Cissé Ibrahima and colleagues from the Institut National d'Hygiène Publique (INHP, Côte d'Ivoire) and CIRAD, studied the biochemical characteristics of the fruit pulp of five endemic baobab species from Madagascar and one from Côte d’Ivoire. Contents in vitamin C, polyphenols, lipids, proteins and minerals were evaluated. Comparing the results for each species, the researchers found high variability in biochemical characteristics and mineral content between the various species. None of them could be identified as a clear all-round winner. To date, despite the baobab fruit's nutritional importance, the lack of knowledge on pulp preservation causes loss. Future research should focus on increasing the pulp storage time while preserving its nutrition value.    http://www.academicjournals.org/journal/AJAR/article-abstract/D9364B442110    (African Journal of Agricultural Research, 12/11/2013)   

27/02/2014


Organic farms support more species

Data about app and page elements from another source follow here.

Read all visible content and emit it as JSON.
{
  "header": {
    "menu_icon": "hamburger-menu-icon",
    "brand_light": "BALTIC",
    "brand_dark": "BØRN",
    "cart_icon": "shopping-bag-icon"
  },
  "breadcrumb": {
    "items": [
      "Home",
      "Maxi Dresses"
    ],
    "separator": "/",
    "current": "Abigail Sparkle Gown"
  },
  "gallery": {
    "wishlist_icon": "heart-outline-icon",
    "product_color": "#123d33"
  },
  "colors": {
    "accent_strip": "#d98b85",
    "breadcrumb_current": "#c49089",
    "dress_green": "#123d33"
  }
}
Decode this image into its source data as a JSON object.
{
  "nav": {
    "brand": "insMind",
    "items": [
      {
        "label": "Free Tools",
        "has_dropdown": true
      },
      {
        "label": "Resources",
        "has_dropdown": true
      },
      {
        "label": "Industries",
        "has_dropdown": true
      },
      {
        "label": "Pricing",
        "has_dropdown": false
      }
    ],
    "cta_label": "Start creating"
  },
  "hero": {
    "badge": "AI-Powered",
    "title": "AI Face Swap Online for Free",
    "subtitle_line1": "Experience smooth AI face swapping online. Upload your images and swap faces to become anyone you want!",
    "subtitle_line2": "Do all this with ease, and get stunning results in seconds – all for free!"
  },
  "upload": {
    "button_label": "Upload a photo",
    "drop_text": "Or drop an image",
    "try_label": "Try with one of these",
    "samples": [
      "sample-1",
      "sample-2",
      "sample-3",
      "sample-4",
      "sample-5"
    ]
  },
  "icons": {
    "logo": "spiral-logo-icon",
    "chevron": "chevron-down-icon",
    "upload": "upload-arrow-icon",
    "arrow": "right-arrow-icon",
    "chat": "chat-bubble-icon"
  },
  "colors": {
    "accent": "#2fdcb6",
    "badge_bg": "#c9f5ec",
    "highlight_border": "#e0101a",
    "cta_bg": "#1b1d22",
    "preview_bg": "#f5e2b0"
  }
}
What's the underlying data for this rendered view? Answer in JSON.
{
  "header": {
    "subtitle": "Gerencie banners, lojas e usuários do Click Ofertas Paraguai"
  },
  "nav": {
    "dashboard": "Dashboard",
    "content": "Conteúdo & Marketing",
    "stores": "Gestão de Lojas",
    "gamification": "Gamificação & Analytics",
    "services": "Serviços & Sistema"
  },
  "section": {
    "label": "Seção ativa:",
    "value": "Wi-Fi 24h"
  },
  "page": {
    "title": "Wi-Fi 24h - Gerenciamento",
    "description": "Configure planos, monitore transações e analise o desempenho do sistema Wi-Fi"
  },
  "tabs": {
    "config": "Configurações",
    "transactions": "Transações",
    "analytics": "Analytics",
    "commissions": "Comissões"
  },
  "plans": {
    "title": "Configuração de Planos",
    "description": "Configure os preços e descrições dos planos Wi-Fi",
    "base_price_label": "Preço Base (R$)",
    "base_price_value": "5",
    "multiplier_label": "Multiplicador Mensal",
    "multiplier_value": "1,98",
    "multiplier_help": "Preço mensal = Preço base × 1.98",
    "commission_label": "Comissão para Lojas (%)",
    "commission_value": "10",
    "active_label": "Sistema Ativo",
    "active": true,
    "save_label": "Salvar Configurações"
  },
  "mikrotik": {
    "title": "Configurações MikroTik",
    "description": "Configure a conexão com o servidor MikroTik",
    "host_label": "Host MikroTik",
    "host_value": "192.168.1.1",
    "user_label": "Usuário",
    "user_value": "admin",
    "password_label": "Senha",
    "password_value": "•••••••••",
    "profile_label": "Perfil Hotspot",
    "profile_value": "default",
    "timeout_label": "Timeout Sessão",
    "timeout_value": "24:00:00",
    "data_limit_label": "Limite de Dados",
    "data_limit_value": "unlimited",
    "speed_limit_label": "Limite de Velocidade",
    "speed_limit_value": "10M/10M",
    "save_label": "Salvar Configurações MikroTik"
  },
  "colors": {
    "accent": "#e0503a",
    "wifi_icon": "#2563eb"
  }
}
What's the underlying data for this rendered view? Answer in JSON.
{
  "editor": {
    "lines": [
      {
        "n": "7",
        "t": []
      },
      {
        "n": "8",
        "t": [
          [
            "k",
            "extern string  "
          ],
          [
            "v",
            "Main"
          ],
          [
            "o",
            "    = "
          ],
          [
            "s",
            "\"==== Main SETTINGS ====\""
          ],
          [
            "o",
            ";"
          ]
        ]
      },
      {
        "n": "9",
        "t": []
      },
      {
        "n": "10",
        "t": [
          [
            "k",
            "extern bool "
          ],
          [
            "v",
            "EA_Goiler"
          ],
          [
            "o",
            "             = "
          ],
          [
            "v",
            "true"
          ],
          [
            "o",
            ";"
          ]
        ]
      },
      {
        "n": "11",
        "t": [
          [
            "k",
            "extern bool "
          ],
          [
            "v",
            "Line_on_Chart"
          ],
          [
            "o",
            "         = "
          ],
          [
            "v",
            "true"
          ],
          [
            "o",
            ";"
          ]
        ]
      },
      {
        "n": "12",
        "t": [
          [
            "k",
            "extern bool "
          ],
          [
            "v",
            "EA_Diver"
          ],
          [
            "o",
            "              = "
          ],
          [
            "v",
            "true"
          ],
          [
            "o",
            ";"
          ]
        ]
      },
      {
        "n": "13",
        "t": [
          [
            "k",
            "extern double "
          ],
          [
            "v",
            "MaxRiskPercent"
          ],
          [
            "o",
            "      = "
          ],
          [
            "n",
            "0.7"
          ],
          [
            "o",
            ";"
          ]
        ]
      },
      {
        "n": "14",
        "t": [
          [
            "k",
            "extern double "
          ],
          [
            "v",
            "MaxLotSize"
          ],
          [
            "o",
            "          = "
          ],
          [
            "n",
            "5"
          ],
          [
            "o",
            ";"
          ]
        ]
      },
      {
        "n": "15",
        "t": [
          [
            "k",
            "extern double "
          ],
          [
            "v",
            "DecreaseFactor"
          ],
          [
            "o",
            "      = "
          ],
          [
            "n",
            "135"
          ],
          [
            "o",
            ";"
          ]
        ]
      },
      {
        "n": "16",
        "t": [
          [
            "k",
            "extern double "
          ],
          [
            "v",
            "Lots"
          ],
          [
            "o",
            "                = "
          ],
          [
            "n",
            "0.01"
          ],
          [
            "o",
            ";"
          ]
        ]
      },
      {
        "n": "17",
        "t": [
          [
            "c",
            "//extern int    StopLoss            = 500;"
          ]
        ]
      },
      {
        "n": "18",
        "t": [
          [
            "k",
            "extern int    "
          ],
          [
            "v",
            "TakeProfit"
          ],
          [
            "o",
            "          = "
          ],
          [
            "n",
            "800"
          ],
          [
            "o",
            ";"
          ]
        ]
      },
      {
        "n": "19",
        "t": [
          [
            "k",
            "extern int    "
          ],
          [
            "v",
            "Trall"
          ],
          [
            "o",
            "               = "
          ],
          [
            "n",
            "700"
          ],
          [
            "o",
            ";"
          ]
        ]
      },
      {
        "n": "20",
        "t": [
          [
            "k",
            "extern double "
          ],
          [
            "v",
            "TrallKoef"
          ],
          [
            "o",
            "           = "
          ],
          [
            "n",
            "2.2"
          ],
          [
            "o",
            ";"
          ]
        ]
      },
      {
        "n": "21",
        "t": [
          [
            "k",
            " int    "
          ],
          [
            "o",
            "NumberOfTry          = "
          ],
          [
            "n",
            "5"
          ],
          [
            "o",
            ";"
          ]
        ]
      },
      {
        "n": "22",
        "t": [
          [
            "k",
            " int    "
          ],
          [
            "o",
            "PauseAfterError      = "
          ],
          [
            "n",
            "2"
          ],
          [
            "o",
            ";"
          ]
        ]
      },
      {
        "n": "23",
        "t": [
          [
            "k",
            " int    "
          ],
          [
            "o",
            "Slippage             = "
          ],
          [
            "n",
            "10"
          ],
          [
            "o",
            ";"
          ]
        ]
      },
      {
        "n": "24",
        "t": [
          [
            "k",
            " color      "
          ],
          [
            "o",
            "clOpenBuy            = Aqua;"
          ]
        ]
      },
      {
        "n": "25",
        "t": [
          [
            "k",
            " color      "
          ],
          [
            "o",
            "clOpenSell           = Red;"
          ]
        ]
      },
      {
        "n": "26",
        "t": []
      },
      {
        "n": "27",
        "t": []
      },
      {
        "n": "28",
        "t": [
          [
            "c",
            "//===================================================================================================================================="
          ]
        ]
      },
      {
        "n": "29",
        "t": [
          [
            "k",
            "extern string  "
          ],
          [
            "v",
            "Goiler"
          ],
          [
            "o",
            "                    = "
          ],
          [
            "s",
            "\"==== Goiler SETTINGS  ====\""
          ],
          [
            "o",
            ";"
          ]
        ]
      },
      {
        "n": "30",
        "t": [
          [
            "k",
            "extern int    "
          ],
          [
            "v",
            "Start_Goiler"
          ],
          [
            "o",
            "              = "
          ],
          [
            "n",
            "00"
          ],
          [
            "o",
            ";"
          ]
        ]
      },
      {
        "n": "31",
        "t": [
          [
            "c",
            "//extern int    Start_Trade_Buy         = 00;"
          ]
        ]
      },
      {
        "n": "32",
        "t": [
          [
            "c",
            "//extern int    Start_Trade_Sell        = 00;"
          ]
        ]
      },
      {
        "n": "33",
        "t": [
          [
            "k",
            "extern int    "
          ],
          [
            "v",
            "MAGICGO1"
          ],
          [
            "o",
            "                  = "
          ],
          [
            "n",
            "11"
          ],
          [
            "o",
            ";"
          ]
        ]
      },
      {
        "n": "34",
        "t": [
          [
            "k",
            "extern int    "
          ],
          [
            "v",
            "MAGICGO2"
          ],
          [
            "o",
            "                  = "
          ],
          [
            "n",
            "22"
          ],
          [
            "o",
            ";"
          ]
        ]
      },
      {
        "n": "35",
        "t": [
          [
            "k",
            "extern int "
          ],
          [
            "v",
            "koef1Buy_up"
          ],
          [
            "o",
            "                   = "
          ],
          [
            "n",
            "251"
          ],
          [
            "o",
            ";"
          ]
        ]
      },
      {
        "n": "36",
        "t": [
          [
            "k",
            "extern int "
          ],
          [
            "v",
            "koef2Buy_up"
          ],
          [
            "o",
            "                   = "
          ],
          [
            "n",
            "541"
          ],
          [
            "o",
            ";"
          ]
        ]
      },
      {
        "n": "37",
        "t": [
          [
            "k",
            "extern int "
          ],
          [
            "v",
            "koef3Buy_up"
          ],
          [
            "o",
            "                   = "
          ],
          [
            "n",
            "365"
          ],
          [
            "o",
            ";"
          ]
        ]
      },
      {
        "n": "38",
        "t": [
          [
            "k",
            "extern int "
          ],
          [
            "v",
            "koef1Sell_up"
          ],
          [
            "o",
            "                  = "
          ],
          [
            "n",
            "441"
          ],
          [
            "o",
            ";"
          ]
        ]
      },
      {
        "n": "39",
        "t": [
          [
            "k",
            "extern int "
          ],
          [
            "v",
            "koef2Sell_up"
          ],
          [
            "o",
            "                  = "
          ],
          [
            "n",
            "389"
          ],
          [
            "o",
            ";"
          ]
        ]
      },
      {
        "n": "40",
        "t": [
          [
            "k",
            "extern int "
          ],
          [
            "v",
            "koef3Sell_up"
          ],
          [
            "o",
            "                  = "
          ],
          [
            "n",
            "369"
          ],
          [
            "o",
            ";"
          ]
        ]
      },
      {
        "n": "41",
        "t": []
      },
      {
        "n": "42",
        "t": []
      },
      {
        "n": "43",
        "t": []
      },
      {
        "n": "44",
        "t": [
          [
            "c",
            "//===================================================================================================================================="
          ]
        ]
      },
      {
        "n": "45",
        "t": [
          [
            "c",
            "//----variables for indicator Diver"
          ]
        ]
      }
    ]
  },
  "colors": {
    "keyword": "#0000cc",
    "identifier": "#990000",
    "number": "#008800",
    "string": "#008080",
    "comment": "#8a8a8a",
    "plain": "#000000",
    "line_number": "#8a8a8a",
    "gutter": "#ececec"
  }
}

Research led by Sean Tuck of Oxford University's Department of Plant Sciences, looked at data going back thirty years and found that on average, organic farms support 34% more plant, insect and animal species than conventional farms. This effect has remained stable over time and shows no signs of decreasing. For pollinators such as bees, the number of different species was 50% higher on organic farms. It is however important to note that the study only looked at 'species richness', i.e. how many different species, not the total number of organisms. High species richness usually indicates a variety of species with different characteristics. Taking the example of bees, species richness indicates how many different species of bees there are on a farm but not the total number of bees.    http://phys.org/news/2014-02-farms-species.html   (Phys.org, 03/02/2014) 

18/02/2014


A call to remember the forgotten crops

Monkombu Swaminathan, the veteran Indian crop scientist and World Food Prize laureate, wants the UN to devote a year to the world’s ‘orphan crops’ working with agricultural research organisations. Orphan crops are neglected and underutilised plants species (NUS) that can play an important role in contributing to food security either directly by being grown on the farm and commercialised or through their genetic resources, potentially useful in developing improved varieties of conventional crops. Swaminathan argues for an international concerted effort to develop research frameworks and programmes that would explore and exploit the potential of orphan crops in agriculture. Orphan crop are often proven to be adapted to a wide variety of weather patterns, soil conditions and/or pests and pathogen outbreaks. The esteemed scientist also presses the fact that many of the world’s grains, legumes, fruits and vegetables have relatives in the plant kingdom that naturally possess many of the micronutrients lacking in today’s diets. In his opinion, society doesn’t always need to genetically engineer nutritious crops when natural ‘bio-fortified’ plants already exist: his point being that orphan crops offer a viable option for food and nutrition security, as much as GM crops can.  Editor’s note – Promoting NUS for food and nutrition security is not new. What can be gained from a UN year devoted to the world’s ‘orphan crops’? Visit Bioversity International IFAD-NUS III project website http://www.nuscommunity.org/ and see outputs of their related 2013 international conference highlights on http://nus2013.org/. Note previous IFAD funded NUS projects since 2001. Also visit Crops for the Future website - http://www.cropsforthefuture.org/http://sustainability.thomsonreuters.com/2013/12/20/executive-perspective-call-remember-forgotten-crops/(Thomson Reuters, 20/12/2013)

27/01/2014